Neither a global pandemic nor a supply chain crunch can stop Apple, based on the company’s Q1 2022 earnings report. Released today, the report showed Apple smashing many of its sales records once again, with $123.9 billion in overall revenue and $34.6 billion in profit.
A lot of that money was driven by the iPhone 13, as this was the first full quarter since that product line’s launch. When we reviewed the iPhone 13 lineup, we wrote that it doesn’t exactly reinvent the wheel with flashy new features, but it does give the people what they say they want: better cameras and more battery life.
Cameras and battery life seemed to resonate with buyers. iPhone revenue for the quarter was $71.63 billion, up 9 percent year-over-year. Also, Apple achieved a new record for smartphone market share in the critical China market: 23 percent. That made the company the top-selling smartphone brand in the country for the first time in years.

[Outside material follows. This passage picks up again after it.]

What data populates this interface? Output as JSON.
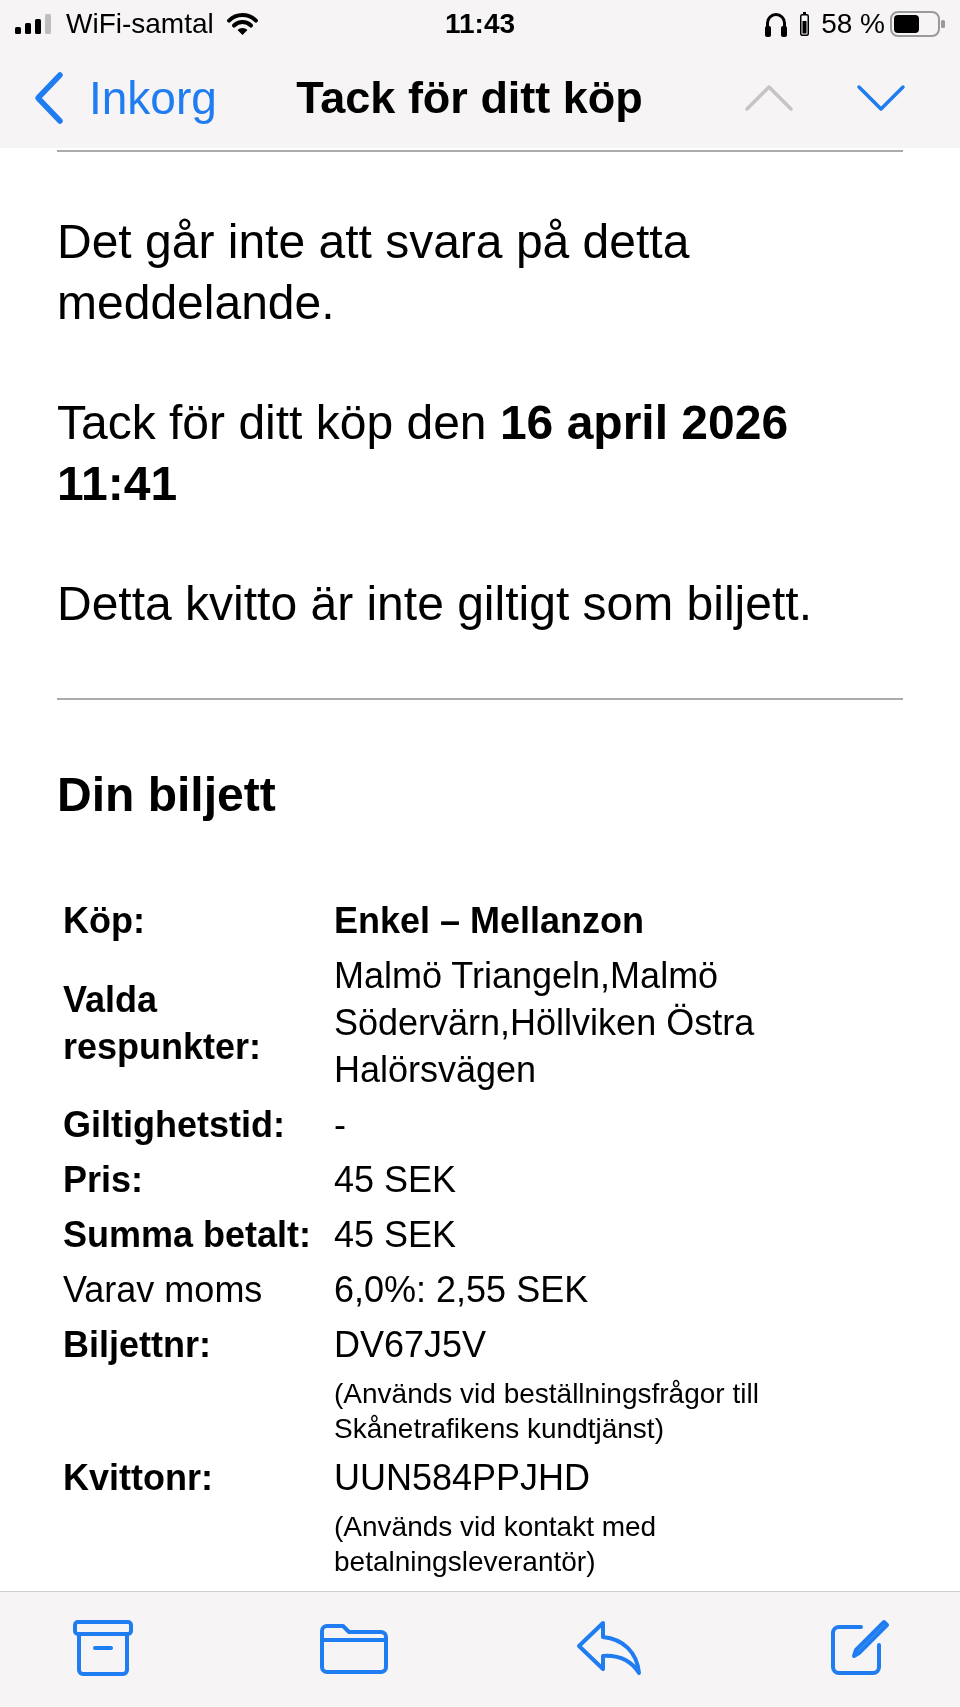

Apple’s services businesses (like Apple Music, Apple TV+, and iCloud) have been a major focus of expansion in recent years, and that expansion continues to pay off. Services revenue was up 24 percent to $19.52 billion during Q1. Apple reports that it has 785 million paying subscribers in total across all the services it offers. That’s 165 million more than last year.
Mac revenue grew 25 percent since last year to $10.85 billion. That growth is thanks mainly to consumer interest in the M1-driven models that offer notably better performance and power efficiency than previous Macs with Intel processors. On the other hand, the iPad slipped 14 percent compared to the same quarter last year.
The company’s catch-all category that includes other products like wearables and accessories grew to $14.7 billion, mostly on Apple Watch and AirPods sales.
All of these gains came despite an ongoing pandemic and, perhaps more critically in this instance, major supply issues. Supply chain constraints have led to exceptionally long wait times to receive a new MacBook Pro, for example. But Apple wasn’t as adversely affected by these problems as many other companies, in part because it was able to leverage its size and success to ensure that suppliers prioritized the components needed for its products.
Still, Apple estimates that it lost out on $6 billion in sales because of supply constraints. Speaking to The Wall Street Journal, Apple CEO Tim Cook said that Apple expects supply to be less of an issue in the next quarter.
Apple still isn’t providing guidance to investors as to how it expects the next quarter to go, in contrast to Wall Street norms. The company stopped doing that in spring 2020, citing various pandemic-related uncertainties, and hasn’t said anything yet about when it might return to that practice.
As Apple continues to ship more and more iPhones, Macs, and wearables, its chief concern in the immediate future will be regulation. From right-to-repair to app store fairness movements, Apple is facing a great deal of criticism and government scrutiny, like many other big tech companies.
The company largely emerged victorious over Epic Games in a highly publicized legal battle over the future of the App Store. That wasn’t the only threat, however, and even that victory is not yet final as appeals move through the courts.
But barring a hypothetical court defeat or new regulations, it’s mostly business as usual at Apple despite the pandemic and supply chain woes—and business remains good.